WHAT THE EXERCISE ASKS: Only lines containing the word "мэдээлэл" belong in the answer; copy each one from the records.

(Data items)

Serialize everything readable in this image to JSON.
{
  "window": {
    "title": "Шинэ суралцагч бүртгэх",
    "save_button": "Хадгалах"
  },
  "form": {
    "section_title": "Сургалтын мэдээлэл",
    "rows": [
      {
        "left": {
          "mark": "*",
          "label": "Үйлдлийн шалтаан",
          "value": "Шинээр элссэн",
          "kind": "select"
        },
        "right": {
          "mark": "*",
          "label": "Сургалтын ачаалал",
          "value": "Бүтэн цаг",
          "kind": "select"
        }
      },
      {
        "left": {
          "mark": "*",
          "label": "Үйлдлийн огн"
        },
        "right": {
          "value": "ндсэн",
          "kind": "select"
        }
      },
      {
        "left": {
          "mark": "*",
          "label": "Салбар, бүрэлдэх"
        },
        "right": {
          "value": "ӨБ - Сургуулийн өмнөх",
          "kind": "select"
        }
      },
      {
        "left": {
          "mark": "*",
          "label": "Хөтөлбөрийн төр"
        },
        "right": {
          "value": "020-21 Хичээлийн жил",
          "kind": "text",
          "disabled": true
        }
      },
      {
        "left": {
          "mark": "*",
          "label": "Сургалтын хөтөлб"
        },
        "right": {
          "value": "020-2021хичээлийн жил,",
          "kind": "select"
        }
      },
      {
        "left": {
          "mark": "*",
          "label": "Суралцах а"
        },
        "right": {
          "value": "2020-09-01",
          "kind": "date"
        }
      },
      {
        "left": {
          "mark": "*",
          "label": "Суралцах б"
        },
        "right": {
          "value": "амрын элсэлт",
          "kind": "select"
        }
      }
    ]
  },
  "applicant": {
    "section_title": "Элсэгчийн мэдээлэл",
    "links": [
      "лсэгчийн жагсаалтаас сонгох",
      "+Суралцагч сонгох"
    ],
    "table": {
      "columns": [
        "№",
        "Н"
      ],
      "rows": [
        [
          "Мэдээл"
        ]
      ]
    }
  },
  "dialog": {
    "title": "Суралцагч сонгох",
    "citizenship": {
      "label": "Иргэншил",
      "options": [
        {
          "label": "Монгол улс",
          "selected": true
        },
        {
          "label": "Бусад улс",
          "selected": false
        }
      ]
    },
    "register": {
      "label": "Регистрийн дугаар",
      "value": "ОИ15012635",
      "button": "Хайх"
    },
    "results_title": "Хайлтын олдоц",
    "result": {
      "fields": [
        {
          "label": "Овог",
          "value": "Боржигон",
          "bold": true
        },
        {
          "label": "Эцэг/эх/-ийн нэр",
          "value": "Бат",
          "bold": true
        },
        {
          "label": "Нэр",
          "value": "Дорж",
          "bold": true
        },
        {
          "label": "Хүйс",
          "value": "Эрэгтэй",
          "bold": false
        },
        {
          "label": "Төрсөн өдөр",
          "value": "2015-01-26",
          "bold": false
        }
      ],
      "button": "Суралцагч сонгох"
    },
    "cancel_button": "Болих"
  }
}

FINISHED EXERCISE:
    "section_title": "Сургалтын мэдээлэл",
    "section_title": "Элсэгчийн мэдээлэл",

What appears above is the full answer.